# Teaching Students About Water Resistance

Water resistance is a force that uses friction to slow things down that are moving through water. It is often called drag.

Water resistance doesn’t have to be just water. However, it can happen to objects moving through any fluid. Water resistance happens because of the particles in water or the liquid. As the thing moves through, it collides with the particles, which try to slow it down.

Several factors affect this force:

• Different-shaped objects have different levels of water resistance; streamlined shapes have less and can move through water much more quickly. If an object is turned sideways, it will likely be easier to push it through the water. It is why fish are shaped the way they are. The area is one of the most significant factors affecting water resistance. An object larger will collide more with water particles and therefore have a more substantial drag force. If you spread your body by jumping into the water, you will encounter more water resistance.
• Velocity can affect this force too. An object with a more significant velocity will have a more potent drag force; this is how fast the thing initially travels through the water. The faster it is going, the stronger the drag force.
• The texture of the object is another common factor affecting the force.
• The density of the fluid it is moving through can also affect it. Density is how much matter is packed into a substance and how tightly packed the particles are. The dense the water, the greater the drag force.

Forces

As water resistance is a type of force, it is a good idea to establish what a force is so your class understands the effects of drag.

A force can push or pull objects and change their shape, speed, or direction.

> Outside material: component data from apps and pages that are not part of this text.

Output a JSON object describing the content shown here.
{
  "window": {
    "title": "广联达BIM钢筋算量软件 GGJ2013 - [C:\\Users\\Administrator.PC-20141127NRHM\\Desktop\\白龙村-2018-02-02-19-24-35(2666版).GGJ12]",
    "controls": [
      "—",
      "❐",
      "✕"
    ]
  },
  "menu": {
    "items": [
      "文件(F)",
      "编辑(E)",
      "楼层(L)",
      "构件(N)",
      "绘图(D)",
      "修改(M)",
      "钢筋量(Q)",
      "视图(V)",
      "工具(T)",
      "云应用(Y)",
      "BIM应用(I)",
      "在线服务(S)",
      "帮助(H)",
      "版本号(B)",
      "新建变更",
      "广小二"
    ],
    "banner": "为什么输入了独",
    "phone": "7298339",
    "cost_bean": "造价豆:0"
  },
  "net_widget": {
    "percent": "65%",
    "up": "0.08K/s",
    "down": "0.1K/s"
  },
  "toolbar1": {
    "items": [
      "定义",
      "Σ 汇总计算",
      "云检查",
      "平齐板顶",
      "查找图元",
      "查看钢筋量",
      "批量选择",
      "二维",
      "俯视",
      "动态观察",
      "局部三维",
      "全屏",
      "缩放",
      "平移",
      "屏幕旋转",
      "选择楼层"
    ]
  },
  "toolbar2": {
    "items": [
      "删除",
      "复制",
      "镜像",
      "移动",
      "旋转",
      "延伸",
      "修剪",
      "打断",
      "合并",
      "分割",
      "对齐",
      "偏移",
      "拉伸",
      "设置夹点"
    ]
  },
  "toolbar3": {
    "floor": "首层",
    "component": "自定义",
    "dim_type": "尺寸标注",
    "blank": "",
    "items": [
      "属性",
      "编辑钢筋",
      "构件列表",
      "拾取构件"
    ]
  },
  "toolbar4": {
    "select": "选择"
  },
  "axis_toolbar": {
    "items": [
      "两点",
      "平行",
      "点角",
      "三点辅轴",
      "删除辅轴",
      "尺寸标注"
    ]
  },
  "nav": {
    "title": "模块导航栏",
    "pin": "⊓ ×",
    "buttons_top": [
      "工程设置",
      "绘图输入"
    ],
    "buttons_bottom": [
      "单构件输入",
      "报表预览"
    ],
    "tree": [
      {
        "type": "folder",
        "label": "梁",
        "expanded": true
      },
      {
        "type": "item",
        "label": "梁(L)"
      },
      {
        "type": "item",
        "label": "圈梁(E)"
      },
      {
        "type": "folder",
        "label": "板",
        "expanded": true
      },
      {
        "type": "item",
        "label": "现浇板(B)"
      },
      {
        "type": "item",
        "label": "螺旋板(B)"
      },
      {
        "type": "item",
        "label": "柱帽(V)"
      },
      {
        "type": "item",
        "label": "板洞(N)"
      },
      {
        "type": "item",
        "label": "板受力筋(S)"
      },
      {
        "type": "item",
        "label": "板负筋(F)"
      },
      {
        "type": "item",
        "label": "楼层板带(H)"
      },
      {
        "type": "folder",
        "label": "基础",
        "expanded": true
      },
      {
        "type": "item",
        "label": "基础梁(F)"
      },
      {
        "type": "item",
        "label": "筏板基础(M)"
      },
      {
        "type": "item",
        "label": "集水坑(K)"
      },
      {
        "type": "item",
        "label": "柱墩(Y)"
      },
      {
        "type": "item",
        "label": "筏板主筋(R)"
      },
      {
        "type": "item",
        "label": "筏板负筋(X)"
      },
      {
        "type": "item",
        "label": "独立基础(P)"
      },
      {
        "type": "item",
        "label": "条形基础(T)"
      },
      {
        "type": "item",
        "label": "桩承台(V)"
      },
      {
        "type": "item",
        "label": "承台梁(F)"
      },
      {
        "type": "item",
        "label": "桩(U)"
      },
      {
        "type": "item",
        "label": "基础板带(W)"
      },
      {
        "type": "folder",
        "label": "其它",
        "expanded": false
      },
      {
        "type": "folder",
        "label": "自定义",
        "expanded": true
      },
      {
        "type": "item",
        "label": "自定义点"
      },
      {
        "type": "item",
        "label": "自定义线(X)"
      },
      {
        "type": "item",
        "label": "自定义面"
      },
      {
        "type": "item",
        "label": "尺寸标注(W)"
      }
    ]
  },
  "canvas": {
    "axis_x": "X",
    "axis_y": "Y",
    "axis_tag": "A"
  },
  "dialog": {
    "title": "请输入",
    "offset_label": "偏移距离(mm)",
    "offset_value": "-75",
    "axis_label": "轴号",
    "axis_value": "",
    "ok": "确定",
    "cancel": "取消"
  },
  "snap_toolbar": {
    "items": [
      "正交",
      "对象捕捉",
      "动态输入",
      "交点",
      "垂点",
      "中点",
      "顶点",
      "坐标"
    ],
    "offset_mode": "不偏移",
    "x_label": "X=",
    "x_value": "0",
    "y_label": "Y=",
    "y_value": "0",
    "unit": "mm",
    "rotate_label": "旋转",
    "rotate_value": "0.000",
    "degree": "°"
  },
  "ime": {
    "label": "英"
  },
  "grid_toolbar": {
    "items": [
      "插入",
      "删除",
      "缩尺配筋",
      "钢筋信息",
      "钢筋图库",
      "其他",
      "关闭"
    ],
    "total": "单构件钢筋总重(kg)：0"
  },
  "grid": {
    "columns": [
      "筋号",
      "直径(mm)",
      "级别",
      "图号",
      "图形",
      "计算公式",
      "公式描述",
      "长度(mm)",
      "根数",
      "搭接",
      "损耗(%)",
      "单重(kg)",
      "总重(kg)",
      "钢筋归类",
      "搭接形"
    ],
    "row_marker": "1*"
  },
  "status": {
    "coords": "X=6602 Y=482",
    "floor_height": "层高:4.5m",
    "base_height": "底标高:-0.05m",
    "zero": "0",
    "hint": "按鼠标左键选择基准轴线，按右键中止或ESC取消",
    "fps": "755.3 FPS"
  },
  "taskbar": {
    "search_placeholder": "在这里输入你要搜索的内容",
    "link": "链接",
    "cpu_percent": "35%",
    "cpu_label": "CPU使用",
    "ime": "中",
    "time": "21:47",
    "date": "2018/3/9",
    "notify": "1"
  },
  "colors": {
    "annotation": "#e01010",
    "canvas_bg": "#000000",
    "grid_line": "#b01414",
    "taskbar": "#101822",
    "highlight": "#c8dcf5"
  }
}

A force meter, otherwise known as a Newton meter, is used to measure the force of an object in Newton (N). This meter has a spring inside, stretched out; the stretch’s size determines the force’s size.

Examples of using Water Resistance

A similar force to water resistance is air resistance, a type of friction between the air and another object, like an airplane. The air particles hit the aircraft, making it harder to move through the air.

Water resistance is the same as this but with objects moving through the water. For example, if you go swimming, you must push the water out of the way to move forward because there is friction between your skin and the water particles.

Science of Swimming – The level of water resistance increases if your body is completely submerged in the water, making it harder to move. Therefore, swimmers tend to go towards the surface as much as possible because moving through air resistance allows a better movement speed than water resistance.

Penguins and Water Resistance – the Penguins, can glide through the water with little water resistance because they are slim and have bullet-shaped bodies. However, their feathers do slow them down. To change their direction, they can stick out their flippers which steer them against the water.